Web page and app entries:
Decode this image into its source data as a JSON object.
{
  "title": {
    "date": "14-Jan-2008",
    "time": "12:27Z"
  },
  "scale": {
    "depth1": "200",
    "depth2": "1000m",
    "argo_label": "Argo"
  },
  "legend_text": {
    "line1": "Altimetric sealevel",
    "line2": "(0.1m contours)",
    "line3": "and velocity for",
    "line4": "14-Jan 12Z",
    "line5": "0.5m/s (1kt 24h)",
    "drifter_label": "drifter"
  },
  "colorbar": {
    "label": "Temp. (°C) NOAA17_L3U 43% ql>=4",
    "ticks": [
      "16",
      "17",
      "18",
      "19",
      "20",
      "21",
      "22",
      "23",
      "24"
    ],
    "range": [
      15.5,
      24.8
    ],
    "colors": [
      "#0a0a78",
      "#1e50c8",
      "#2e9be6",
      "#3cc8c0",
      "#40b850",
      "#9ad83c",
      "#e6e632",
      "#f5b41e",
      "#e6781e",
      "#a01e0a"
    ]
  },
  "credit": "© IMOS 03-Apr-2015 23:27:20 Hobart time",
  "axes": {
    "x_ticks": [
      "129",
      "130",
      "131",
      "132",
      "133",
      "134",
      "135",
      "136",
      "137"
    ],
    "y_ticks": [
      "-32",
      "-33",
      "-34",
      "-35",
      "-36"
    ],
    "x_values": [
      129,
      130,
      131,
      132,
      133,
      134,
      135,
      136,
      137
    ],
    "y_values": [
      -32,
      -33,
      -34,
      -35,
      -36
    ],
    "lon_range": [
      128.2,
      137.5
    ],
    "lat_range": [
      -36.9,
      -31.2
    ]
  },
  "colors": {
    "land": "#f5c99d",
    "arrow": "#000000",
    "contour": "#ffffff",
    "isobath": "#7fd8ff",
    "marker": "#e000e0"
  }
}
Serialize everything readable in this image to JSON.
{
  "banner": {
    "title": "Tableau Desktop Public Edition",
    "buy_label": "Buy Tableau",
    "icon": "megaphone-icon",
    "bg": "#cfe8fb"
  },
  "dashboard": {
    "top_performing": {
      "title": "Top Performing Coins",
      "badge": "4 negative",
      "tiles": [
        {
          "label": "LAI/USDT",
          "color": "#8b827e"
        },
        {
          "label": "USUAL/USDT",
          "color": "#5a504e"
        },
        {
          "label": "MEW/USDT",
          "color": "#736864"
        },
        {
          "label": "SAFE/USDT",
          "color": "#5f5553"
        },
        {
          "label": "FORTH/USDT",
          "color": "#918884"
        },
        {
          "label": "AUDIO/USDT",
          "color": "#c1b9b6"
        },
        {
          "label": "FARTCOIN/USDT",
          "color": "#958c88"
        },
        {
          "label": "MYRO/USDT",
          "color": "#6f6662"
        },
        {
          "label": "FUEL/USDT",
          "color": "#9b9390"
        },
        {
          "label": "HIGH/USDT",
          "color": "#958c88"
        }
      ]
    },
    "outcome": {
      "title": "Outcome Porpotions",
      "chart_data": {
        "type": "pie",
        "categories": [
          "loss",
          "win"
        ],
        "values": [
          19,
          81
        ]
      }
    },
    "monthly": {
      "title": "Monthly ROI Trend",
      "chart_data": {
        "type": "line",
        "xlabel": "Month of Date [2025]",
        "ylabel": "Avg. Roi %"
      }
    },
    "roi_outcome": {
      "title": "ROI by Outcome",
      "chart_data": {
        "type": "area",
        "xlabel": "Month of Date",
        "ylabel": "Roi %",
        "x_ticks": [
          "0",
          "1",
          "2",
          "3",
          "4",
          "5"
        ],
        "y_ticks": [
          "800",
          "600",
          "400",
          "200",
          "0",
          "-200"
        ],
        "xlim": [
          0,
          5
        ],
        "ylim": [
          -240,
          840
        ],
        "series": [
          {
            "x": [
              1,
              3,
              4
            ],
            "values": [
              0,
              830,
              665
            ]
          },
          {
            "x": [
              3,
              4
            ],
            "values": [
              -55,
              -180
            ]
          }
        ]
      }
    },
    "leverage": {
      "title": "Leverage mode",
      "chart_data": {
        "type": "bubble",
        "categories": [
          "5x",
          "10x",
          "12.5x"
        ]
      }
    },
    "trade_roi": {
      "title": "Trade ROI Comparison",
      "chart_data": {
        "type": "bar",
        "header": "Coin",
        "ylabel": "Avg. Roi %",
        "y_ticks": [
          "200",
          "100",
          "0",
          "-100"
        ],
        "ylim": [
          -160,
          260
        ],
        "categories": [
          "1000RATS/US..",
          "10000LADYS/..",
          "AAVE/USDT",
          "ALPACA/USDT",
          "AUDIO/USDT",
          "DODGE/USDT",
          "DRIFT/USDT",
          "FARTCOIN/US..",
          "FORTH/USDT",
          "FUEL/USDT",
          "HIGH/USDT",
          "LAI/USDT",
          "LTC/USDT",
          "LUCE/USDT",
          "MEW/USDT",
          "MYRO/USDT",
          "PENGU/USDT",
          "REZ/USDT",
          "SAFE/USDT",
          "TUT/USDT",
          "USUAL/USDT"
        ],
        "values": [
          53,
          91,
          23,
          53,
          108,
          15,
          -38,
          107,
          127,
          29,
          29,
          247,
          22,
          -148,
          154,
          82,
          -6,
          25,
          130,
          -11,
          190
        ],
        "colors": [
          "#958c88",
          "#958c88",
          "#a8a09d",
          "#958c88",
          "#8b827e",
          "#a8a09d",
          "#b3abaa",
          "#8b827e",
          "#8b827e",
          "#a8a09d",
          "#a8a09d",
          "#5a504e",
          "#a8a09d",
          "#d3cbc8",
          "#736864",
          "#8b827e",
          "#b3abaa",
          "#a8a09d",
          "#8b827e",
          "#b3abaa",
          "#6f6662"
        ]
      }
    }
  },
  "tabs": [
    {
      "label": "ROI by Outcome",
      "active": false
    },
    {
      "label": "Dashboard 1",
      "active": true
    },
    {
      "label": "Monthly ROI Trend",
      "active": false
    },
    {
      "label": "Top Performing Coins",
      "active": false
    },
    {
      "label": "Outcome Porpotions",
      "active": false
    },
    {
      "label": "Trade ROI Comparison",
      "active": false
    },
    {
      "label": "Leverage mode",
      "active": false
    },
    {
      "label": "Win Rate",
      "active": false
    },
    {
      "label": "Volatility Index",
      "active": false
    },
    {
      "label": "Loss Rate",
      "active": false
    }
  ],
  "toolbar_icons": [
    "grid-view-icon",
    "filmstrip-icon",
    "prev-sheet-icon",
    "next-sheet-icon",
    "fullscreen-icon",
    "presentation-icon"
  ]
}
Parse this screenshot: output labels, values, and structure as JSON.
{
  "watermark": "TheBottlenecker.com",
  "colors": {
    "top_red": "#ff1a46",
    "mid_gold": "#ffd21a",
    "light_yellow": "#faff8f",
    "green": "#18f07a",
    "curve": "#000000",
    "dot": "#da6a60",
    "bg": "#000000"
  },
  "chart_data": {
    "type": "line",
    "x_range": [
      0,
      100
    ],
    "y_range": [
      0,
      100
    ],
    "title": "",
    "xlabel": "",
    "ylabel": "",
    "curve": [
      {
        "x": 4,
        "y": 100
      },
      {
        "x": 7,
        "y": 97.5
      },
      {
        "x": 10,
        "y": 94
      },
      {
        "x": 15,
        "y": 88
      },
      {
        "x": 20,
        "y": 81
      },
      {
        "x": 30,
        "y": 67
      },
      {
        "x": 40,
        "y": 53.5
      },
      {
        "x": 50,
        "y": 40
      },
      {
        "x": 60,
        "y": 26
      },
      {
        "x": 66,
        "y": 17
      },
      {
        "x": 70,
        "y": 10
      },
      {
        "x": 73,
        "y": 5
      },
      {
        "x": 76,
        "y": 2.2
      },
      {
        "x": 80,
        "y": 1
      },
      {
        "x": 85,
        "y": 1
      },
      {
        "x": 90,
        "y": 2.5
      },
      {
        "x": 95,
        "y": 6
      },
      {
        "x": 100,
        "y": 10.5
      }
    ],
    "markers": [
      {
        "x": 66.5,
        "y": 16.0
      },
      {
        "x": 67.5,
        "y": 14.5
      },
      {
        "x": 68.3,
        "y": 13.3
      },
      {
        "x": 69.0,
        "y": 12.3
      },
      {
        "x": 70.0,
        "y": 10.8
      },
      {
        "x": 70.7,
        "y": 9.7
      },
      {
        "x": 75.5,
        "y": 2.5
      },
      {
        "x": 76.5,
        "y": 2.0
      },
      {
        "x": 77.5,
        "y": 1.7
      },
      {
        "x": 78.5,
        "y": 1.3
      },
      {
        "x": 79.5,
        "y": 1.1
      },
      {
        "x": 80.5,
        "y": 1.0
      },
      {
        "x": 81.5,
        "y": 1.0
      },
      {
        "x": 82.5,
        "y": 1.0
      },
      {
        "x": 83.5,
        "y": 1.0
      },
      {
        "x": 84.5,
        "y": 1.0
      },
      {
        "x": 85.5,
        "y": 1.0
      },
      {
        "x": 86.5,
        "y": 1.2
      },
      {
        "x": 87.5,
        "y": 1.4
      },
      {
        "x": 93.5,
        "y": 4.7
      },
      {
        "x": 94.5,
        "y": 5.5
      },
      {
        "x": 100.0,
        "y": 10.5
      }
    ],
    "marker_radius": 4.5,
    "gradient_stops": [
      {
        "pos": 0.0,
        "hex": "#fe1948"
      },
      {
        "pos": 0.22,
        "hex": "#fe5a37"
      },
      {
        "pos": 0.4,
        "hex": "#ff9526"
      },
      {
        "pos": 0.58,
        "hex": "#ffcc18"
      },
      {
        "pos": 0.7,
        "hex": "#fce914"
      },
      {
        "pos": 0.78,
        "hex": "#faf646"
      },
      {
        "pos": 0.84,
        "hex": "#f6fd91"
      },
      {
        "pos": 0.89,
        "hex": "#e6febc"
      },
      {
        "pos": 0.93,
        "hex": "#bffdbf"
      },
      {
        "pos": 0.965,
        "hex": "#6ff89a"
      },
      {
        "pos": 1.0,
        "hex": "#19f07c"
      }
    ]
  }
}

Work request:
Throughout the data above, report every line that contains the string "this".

Response to the task:
Decode this image into its source data as a JSON object.
Serialize everything readable in this image to JSON.
Parse this screenshot: output labels, values, and structure as JSON.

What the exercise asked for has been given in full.